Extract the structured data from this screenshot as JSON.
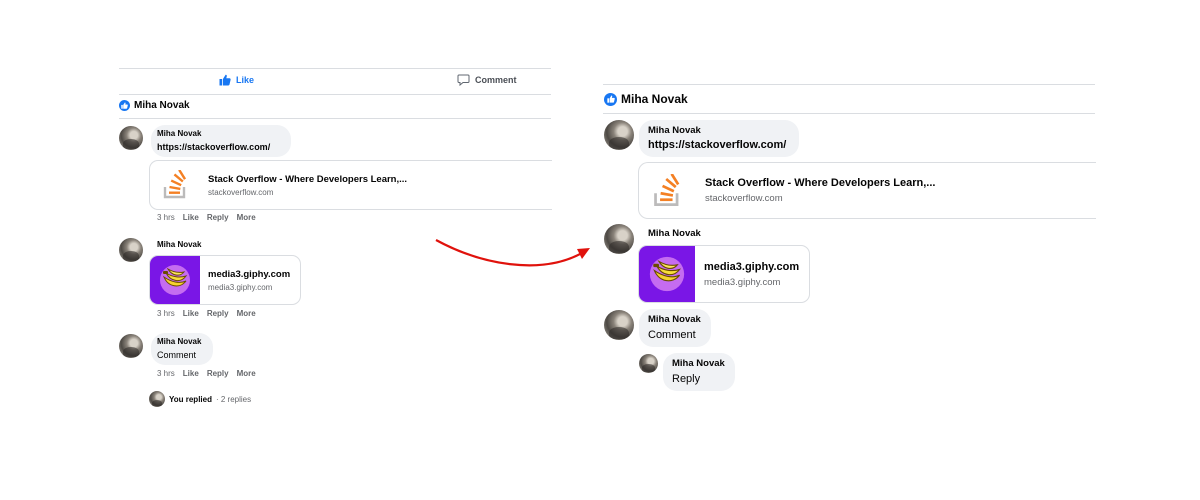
{
  "left": {
    "actions": {
      "like_label": "Like",
      "comment_label": "Comment"
    },
    "header": {
      "name": "Miha Novak"
    },
    "comments": [
      {
        "author": "Miha Novak",
        "text": "https://stackoverflow.com/",
        "card": {
          "title": "Stack Overflow - Where Developers Learn,...",
          "domain": "stackoverflow.com"
        },
        "meta": {
          "time": "3 hrs",
          "like": "Like",
          "reply": "Reply",
          "more": "More"
        }
      },
      {
        "author": "Miha Novak",
        "card": {
          "title": "media3.giphy.com",
          "domain": "media3.giphy.com"
        },
        "meta": {
          "time": "3 hrs",
          "like": "Like",
          "reply": "Reply",
          "more": "More"
        }
      },
      {
        "author": "Miha Novak",
        "text": "Comment",
        "meta": {
          "time": "3 hrs",
          "like": "Like",
          "reply": "Reply",
          "more": "More"
        }
      }
    ],
    "replies": {
      "you_replied": "You replied",
      "count": "· 2 replies"
    }
  },
  "right": {
    "header": {
      "name": "Miha Novak"
    },
    "comments": [
      {
        "author": "Miha Novak",
        "text": "https://stackoverflow.com/",
        "card": {
          "title": "Stack Overflow - Where Developers Learn,...",
          "domain": "stackoverflow.com"
        }
      },
      {
        "author": "Miha Novak",
        "card": {
          "title": "media3.giphy.com",
          "domain": "media3.giphy.com"
        }
      },
      {
        "author": "Miha Novak",
        "text": "Comment"
      },
      {
        "author": "Miha Novak",
        "text": "Reply"
      }
    ]
  },
  "colors": {
    "accent": "#1877f2",
    "bubble": "#f0f2f5",
    "meta": "#65676b",
    "arrow": "#e0120c",
    "giphy": "#7a16e6",
    "so_orange": "#f48024",
    "so_gray": "#bcbbbb"
  },
  "icons": {
    "like": "thumbs-up-icon",
    "comment": "speech-bubble-icon",
    "badge": "like-badge-icon"
  }
}
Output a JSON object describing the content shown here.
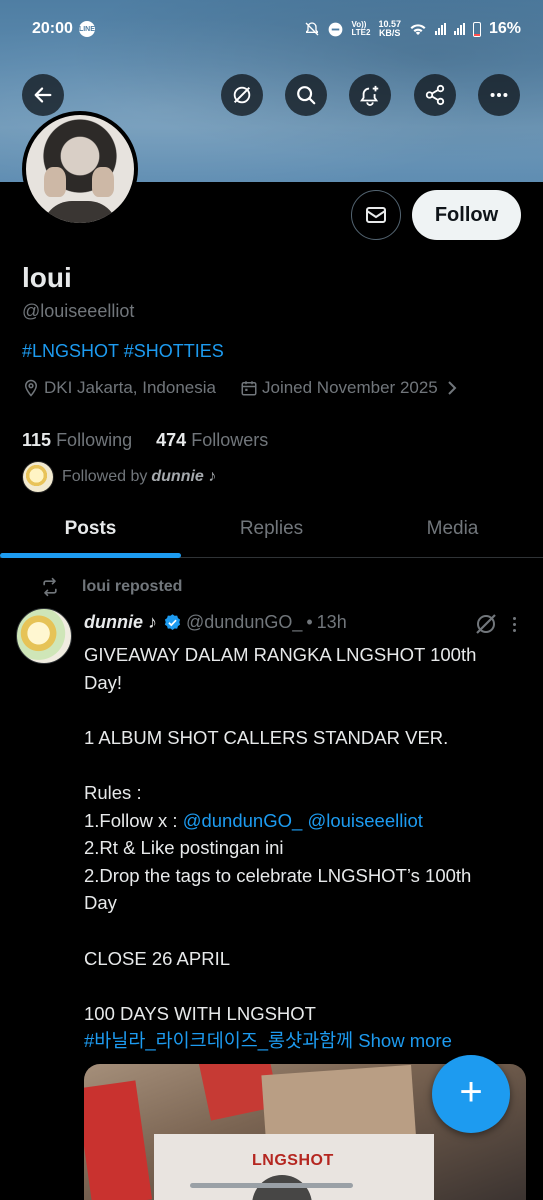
{
  "status_bar": {
    "time": "20:00",
    "line_badge": "LINE",
    "volte_top": "Vo))",
    "volte_bottom": "LTE2",
    "speed_value": "10.57",
    "speed_unit": "KB/S",
    "battery": "16%"
  },
  "top_actions": {
    "back": "back-arrow-icon",
    "grok": "grok-icon",
    "search": "search-icon",
    "notify": "bell-plus-icon",
    "share": "share-icon",
    "more": "more-icon"
  },
  "profile": {
    "name": "loui",
    "handle": "@louiseeelliot",
    "bio": "#LNGSHOT #SHOTTIES",
    "location": "DKI Jakarta, Indonesia",
    "joined": "Joined November 2025",
    "following_count": "115",
    "following_label": "Following",
    "followers_count": "474",
    "followers_label": "Followers",
    "followed_by_prefix": "Followed by",
    "followed_by_name": "dunnie ♪"
  },
  "actions": {
    "follow_label": "Follow"
  },
  "tabs": [
    {
      "label": "Posts",
      "active": true
    },
    {
      "label": "Replies",
      "active": false
    },
    {
      "label": "Media",
      "active": false
    }
  ],
  "post": {
    "repost_text": "loui reposted",
    "author": "dunnie ♪",
    "author_handle": "@dundunGO_",
    "time": "13h",
    "lines": [
      "GIVEAWAY DALAM RANGKA LNGSHOT 100th",
      "Day!",
      "",
      "1 ALBUM SHOT CALLERS STANDAR VER.",
      "",
      "Rules :"
    ],
    "rule1_prefix": "1.Follow x : ",
    "rule1_link1": "@dundunGO_",
    "rule1_link2": "@louiseeelliot",
    "rule2": "2.Rt & Like postingan ini",
    "rule3a": "2.Drop the tags to celebrate LNGSHOT’s 100th",
    "rule3b": "Day",
    "close": "CLOSE 26 APRIL",
    "days": "100 DAYS WITH LNGSHOT",
    "hashtag": "#바닐라_라이크데이즈_롱샷과함께",
    "show_more": "Show more",
    "media_title": "LNGSHOT"
  },
  "fab": {
    "label": "+"
  },
  "colors": {
    "accent": "#1d9bf0",
    "background": "#000000",
    "muted": "#71767b",
    "text": "#e7e9ea"
  }
}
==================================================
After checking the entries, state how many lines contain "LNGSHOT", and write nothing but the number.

5